The omnibus bill provides $96 billion in discretionary spending for 2013-2017, subject to future appropriation actions, and continues funding transportation at its current level.
“Jason’s Law” is named for Jason Rivenburg, murdered in a 2009 robbery attempt while resting in his truck at an abandoned service station. It authorizes funding for new truck parking and requires the DOT keep an updated parking survey to evaluate parking supply and demand.
The legislation leaves fuel tax and truck size and limits unchanged. The federal fuel tax, last increased in 1993, has not been raised to keep pace with inflation or the increase in fuel-efficient vehicles. The federal fuel tax will remain at 24.4 cents per gallon for diesel and 18.40 cents for gas.
The bill also stipulates that:
The DOT secretary study the effects of truck size and weight on safety and infrastructure and compile a list of state truck size and weight laws.
The DOT plan a system that would automatically notify employers when there is a change in the status of employees’ driver’s license.
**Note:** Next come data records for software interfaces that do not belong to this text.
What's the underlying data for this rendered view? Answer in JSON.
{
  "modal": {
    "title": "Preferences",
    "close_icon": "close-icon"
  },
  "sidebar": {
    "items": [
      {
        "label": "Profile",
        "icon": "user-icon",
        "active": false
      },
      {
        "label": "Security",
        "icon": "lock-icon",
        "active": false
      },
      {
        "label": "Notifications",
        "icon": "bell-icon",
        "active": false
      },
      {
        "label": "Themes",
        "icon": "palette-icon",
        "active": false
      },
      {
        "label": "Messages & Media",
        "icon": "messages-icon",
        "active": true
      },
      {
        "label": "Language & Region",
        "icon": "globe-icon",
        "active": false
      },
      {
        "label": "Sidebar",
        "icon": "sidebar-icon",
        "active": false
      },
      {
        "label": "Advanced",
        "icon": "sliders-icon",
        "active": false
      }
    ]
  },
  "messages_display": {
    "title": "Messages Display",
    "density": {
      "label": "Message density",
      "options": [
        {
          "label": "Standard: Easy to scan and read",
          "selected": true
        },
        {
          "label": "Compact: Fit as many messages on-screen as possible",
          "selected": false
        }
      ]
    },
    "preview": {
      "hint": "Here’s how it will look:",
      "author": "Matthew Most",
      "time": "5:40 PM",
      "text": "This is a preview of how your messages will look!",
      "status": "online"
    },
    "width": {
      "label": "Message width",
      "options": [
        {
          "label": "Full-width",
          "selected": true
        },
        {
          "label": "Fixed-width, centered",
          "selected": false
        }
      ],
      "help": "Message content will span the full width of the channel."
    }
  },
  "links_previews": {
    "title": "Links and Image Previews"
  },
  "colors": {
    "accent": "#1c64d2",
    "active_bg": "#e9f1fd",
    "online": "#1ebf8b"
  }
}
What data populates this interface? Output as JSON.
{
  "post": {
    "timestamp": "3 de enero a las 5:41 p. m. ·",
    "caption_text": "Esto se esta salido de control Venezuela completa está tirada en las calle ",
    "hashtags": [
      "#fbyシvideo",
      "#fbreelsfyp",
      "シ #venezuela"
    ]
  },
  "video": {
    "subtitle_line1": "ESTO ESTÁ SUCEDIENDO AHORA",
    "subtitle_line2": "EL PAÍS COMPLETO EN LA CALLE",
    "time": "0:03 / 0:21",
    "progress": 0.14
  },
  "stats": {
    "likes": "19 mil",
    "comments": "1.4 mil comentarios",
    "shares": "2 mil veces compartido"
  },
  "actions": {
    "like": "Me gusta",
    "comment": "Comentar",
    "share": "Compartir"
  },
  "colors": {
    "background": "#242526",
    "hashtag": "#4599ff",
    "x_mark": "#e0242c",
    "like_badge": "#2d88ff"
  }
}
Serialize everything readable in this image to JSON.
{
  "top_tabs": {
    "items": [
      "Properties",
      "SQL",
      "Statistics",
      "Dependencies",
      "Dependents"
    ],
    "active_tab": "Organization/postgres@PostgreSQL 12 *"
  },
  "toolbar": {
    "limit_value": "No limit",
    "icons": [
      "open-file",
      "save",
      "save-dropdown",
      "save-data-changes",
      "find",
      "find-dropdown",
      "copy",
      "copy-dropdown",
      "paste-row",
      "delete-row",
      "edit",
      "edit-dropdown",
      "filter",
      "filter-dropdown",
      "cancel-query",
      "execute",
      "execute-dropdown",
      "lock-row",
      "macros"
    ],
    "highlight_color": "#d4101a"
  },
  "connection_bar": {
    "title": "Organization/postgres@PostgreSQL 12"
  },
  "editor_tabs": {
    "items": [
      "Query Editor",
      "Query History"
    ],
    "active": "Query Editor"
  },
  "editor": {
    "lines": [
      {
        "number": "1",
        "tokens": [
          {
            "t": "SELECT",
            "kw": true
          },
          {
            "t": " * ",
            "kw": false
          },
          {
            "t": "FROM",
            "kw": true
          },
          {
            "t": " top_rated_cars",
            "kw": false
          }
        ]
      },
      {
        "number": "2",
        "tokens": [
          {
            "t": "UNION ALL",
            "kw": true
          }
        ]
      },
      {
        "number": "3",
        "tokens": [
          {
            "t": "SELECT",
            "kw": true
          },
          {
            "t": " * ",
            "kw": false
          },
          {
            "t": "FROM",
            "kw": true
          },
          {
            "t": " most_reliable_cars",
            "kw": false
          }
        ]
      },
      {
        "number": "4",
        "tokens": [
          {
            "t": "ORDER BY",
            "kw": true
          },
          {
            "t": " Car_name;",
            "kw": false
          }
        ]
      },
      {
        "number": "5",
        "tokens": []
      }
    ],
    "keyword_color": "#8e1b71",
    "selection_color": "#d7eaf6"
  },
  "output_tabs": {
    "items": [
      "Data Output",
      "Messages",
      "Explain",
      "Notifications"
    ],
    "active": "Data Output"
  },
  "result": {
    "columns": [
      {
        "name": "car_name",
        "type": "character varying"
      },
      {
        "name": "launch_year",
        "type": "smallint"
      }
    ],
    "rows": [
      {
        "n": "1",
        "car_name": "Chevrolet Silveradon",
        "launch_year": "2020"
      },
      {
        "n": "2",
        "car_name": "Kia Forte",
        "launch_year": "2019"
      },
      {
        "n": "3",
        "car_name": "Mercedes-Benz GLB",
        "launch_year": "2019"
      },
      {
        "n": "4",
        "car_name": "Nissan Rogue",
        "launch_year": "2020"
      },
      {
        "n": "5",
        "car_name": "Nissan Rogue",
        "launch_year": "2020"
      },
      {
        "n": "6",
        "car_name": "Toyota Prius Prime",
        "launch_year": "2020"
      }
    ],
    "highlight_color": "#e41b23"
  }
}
The department must assess expanding the Commercial Driver’s License Information System and estimate fees an employer will be charged to offset operating costs.
• States report conviction of driving violations of a foreign commercial driver to the Federal Convictions and Withdrawal Database.
• The DOT create a national repository for alcohol and controlled substances driver testing.
• The department form a National Freight Strategic Plan.
• An hours of service exemption be allowed for farmers traveling within 150 air miles during planting and harvest seasons.
• The CDL process be streamlined for military personnel and veterans who have operated heavy trucks.
• The DOT analyze the necessity of crashworthiness standards, including evaluating the need for roof and pillar strength, air bags and frontal and back wall standards.